Check each line of the entries below for the string "image"; copy every line where it appears.

Material for the task below:

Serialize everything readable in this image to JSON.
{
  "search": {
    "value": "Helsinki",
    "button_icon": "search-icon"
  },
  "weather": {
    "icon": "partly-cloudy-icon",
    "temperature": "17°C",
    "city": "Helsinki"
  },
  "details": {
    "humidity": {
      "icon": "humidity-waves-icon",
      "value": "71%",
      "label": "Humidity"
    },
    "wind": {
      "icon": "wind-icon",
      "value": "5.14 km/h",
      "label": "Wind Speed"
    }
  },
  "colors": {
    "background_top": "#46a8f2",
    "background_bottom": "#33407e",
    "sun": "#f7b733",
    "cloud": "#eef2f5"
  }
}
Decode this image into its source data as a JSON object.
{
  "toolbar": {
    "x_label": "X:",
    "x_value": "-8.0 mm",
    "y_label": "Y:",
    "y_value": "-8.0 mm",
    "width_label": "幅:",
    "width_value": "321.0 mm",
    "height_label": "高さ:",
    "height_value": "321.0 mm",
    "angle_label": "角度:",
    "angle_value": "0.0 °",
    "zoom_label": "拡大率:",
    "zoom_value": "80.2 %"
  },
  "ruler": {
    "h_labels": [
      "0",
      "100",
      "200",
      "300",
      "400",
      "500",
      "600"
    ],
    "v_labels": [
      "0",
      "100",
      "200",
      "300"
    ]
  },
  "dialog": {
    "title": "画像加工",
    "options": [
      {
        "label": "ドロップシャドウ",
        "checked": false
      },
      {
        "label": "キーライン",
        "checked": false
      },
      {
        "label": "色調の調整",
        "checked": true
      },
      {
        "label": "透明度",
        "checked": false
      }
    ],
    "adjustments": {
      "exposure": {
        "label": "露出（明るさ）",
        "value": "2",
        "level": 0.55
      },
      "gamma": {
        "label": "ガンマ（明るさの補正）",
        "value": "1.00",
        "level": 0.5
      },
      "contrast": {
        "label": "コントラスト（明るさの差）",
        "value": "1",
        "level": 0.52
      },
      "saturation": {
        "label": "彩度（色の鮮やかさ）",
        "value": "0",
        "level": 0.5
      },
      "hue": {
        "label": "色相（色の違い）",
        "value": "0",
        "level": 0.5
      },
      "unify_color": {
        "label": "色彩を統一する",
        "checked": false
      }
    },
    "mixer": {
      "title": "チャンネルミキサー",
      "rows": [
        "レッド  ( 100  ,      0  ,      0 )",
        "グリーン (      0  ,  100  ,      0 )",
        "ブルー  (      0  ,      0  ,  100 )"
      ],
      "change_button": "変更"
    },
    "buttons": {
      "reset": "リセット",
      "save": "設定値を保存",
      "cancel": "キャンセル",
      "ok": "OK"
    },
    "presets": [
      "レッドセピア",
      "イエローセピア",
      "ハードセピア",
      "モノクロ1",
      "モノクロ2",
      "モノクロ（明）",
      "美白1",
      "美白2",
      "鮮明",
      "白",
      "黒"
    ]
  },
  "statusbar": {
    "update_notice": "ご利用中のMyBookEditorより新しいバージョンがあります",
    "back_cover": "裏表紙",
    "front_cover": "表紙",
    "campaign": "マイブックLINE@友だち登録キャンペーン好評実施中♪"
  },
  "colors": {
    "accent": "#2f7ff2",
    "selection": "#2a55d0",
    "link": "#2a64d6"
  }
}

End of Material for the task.

Solution:
Serialize everything readable in this image to JSON.
Decode this image into its source data as a JSON object.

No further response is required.